Duke Performances presented Kamara Thomas (represented exclusively by Sonic Pie Productions) as a part of Music in Your Gardens, a free eight-week online concert series showcasing nationally renowned artists who call Durham and the surrounding area home. The series brilliantly shifted Duke Performances’ longtime summer series, Music in the Gardens, normally held outdoors at Sarah P. Duke Gardens on Duke’s campus, to an online format in the wake of the COVID-19 pandemic. Filmed by: Saleem Reshamwala, John Laww, and Ismail Abdelkhalek. Audio recording and mixing: Ryan Pickett Audio technician: Christopher Scully-Thurston Production: Suzanne Despres and Sibyl Kemp

The $25K Call From California
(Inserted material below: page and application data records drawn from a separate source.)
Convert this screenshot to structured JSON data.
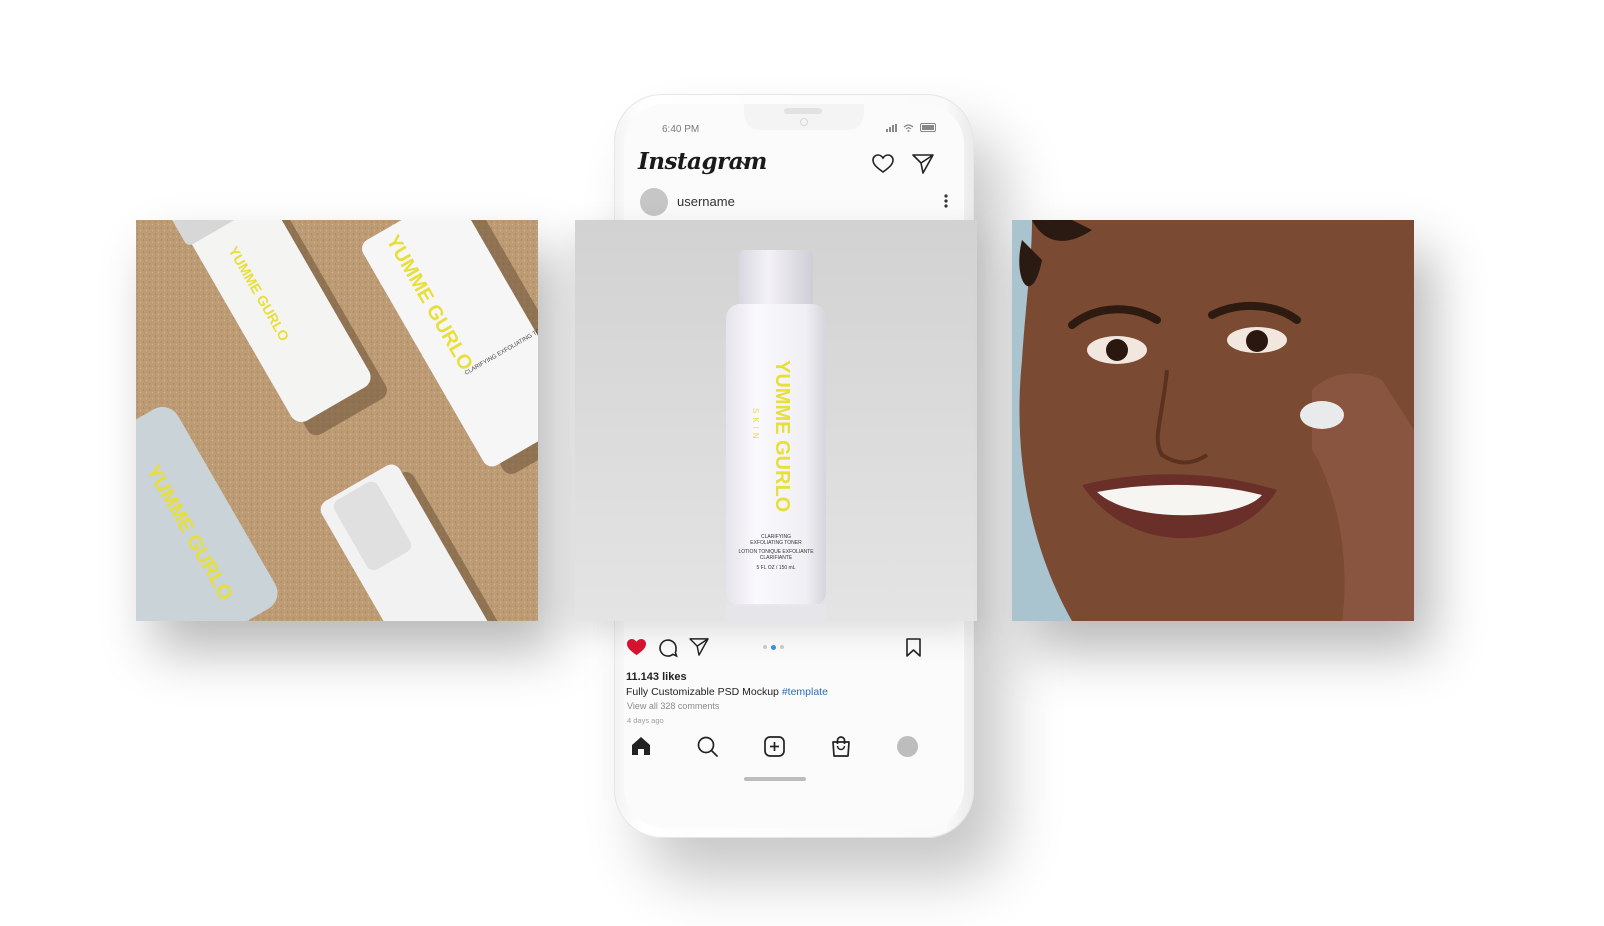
{
  "status_bar": {
    "time": "6:40 PM"
  },
  "header": {
    "logo_text": "Instagram",
    "icons": [
      "heart-icon",
      "send-icon"
    ]
  },
  "post": {
    "username": "username",
    "carousel": {
      "count": 3,
      "active_index": 1
    },
    "liked": true,
    "likes": "11.143 likes",
    "caption": "Fully Customizable PSD Mockup",
    "hashtag": "#template",
    "comments_link": "View all 328 comments",
    "time_ago": "4 days ago",
    "action_icons": [
      "heart-icon",
      "comment-icon",
      "share-icon",
      "bookmark-icon"
    ]
  },
  "product": {
    "brand_main": "YUMME GURLO",
    "brand_sub": "SKIN",
    "toner_line1": "CLARIFYING",
    "toner_line2": "EXFOLIATING TONER",
    "toner_fr": "LOTION TONIQUE EXFOLIANTE CLARIFIANTE",
    "toner_size": "5 FL OZ / 150 mL"
  },
  "bottom_nav": [
    "home-icon",
    "search-icon",
    "add-post-icon",
    "shop-icon",
    "profile-avatar"
  ],
  "colors": {
    "like_red": "#d3132f",
    "hashtag_blue": "#2a6fb0",
    "brand_yellow": "#e8df3a",
    "active_dot": "#3a8fd6"
  }
}
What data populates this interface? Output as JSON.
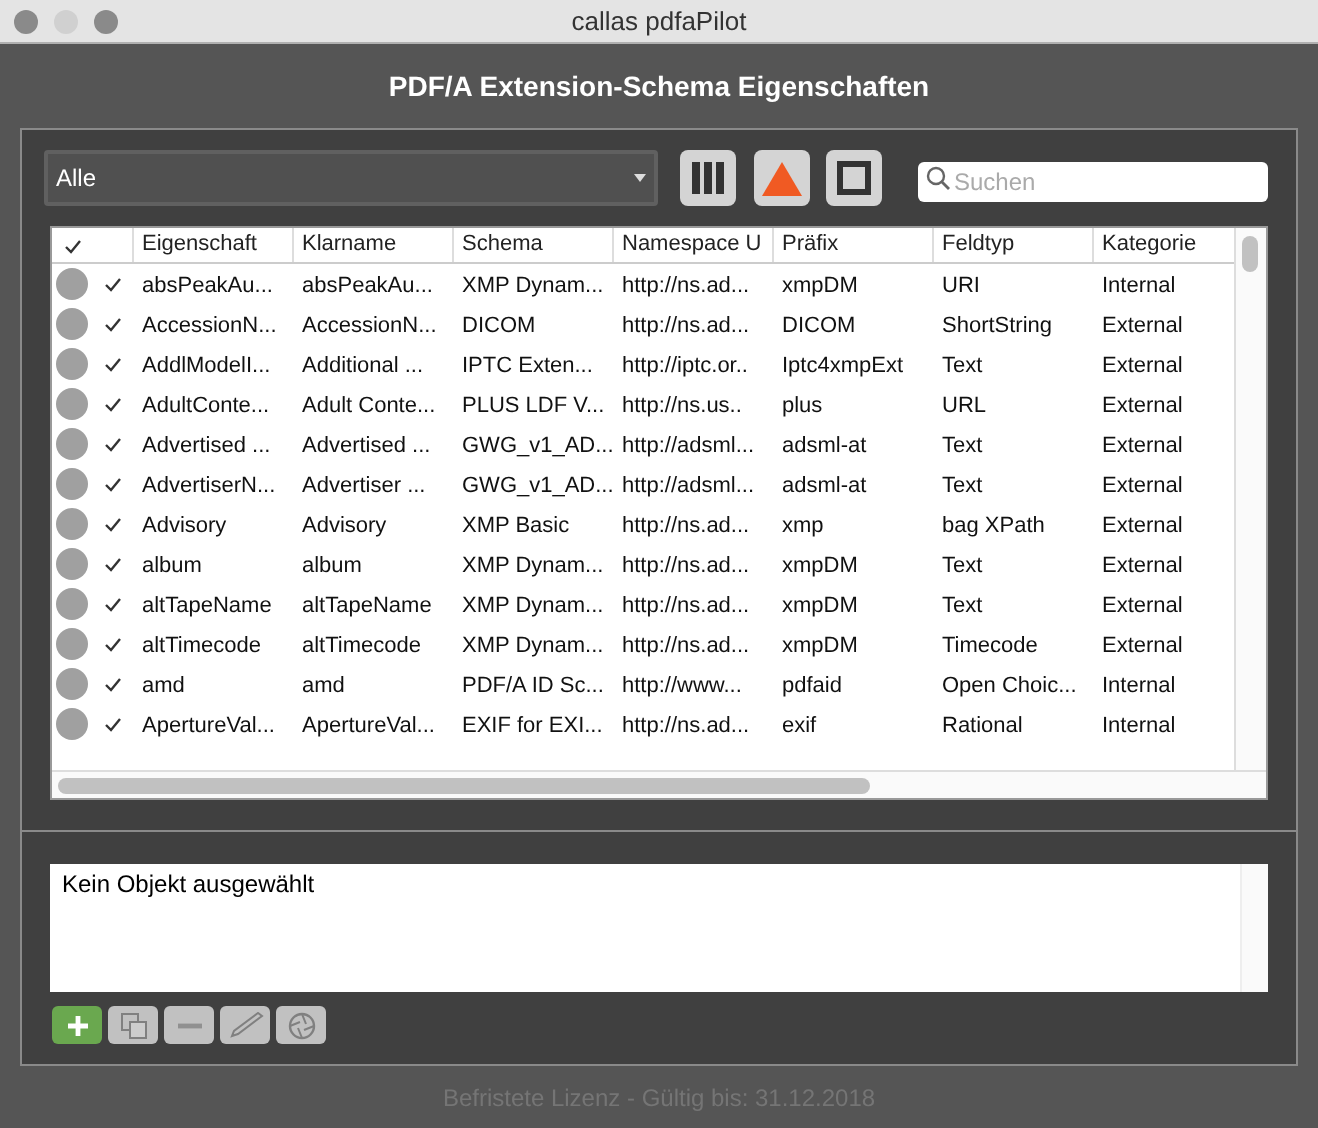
{
  "window": {
    "title": "callas pdfaPilot"
  },
  "heading": "PDF/A Extension-Schema Eigenschaften",
  "filter": {
    "value": "Alle"
  },
  "search": {
    "placeholder": "Suchen"
  },
  "table": {
    "header_checked": true,
    "columns": [
      "Eigenschaft",
      "Klarname",
      "Schema",
      "Namespace U",
      "Präfix",
      "Feldtyp",
      "Kategorie"
    ],
    "rows": [
      {
        "checked": true,
        "cells": [
          "absPeakAu...",
          "absPeakAu...",
          "XMP Dynam...",
          "http://ns.ad...",
          "xmpDM",
          "URI",
          "Internal"
        ]
      },
      {
        "checked": true,
        "cells": [
          "AccessionN...",
          "AccessionN...",
          "DICOM",
          "http://ns.ad...",
          "DICOM",
          "ShortString",
          "External"
        ]
      },
      {
        "checked": true,
        "cells": [
          "AddlModelI...",
          "Additional ...",
          "IPTC Exten...",
          "http://iptc.or..",
          "Iptc4xmpExt",
          "Text",
          "External"
        ]
      },
      {
        "checked": true,
        "cells": [
          "AdultConte...",
          "Adult Conte...",
          "PLUS LDF V...",
          "http://ns.us..",
          "plus",
          "URL",
          "External"
        ]
      },
      {
        "checked": true,
        "cells": [
          "Advertised ...",
          "Advertised ...",
          "GWG_v1_AD...",
          "http://adsml...",
          "adsml-at",
          "Text",
          "External"
        ]
      },
      {
        "checked": true,
        "cells": [
          "AdvertiserN...",
          "Advertiser ...",
          "GWG_v1_AD...",
          "http://adsml...",
          "adsml-at",
          "Text",
          "External"
        ]
      },
      {
        "checked": true,
        "cells": [
          "Advisory",
          "Advisory",
          "XMP Basic",
          "http://ns.ad...",
          "xmp",
          "bag XPath",
          "External"
        ]
      },
      {
        "checked": true,
        "cells": [
          "album",
          "album",
          "XMP Dynam...",
          "http://ns.ad...",
          "xmpDM",
          "Text",
          "External"
        ]
      },
      {
        "checked": true,
        "cells": [
          "altTapeName",
          "altTapeName",
          "XMP Dynam...",
          "http://ns.ad...",
          "xmpDM",
          "Text",
          "External"
        ]
      },
      {
        "checked": true,
        "cells": [
          "altTimecode",
          "altTimecode",
          "XMP Dynam...",
          "http://ns.ad...",
          "xmpDM",
          "Timecode",
          "External"
        ]
      },
      {
        "checked": true,
        "cells": [
          "amd",
          "amd",
          "PDF/A ID Sc...",
          "http://www...",
          "pdfaid",
          "Open Choic...",
          "Internal"
        ]
      },
      {
        "checked": true,
        "cells": [
          "ApertureVal...",
          "ApertureVal...",
          "EXIF for EXI...",
          "http://ns.ad...",
          "exif",
          "Rational",
          "Internal"
        ]
      }
    ]
  },
  "details": {
    "text": "Kein Objekt ausgewählt"
  },
  "buttons": [
    {
      "kind": "add",
      "disabled": false
    },
    {
      "kind": "duplicate",
      "disabled": true
    },
    {
      "kind": "remove",
      "disabled": true
    },
    {
      "kind": "edit",
      "disabled": true
    },
    {
      "kind": "aperture",
      "disabled": true
    }
  ],
  "status_bar": "Befristete Lizenz - Gültig bis: 31.12.2018"
}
Imagine getting to pick up the phone and share THIS news with your artist, like SPP CEO Tess Mangum did a few weeks ago…”An out-of-the-blue phone call that quickly leads to a $25,000 grant for a little-known musician sounds too good to be true. North Carolina singer-songwriter #KamaraThomas wasn’t sure at first if it was a prank, but her scheduled appearance at the Whippoorwill Arts Festival of Americana Music this weekend is proof that the Bay Area organization is an all-too-rare bright spot for Americana performers contending with shuttered venues and a dearth of gigs”
San Francisco Chronicle

If it weren’t for Covid-19, Kamara would be in California right now, for the festival, along with Ramblin’ Jack Elliott, Brittany Haas, banjo-forward songwriter Snap Jackson and more. “Go” to the festival via YouTube or Facebook livestream or check out the schedule of workshops.

Black Equity in Americana: A Conversation

If you missed Black Equity in Americana: A Conversation, sponsored by the Americana Music Association featuring panelists Marcus K. Dowling (moderator), Adia VictoriaRev. SekouLilli Lewis

Kamara Thomas Music, and Jason Galaz of Muddy Roots Music Festival watch the Zoom. Or, read the review in Rolling Stone Magazine. Microaggressions, stereotypes and judgement calls, at best, are a frustrating distraction from the real art and business of expressing yourself. At worst, they costs artists millions of dollars in lost wages and can make you want to quit the biz altogether.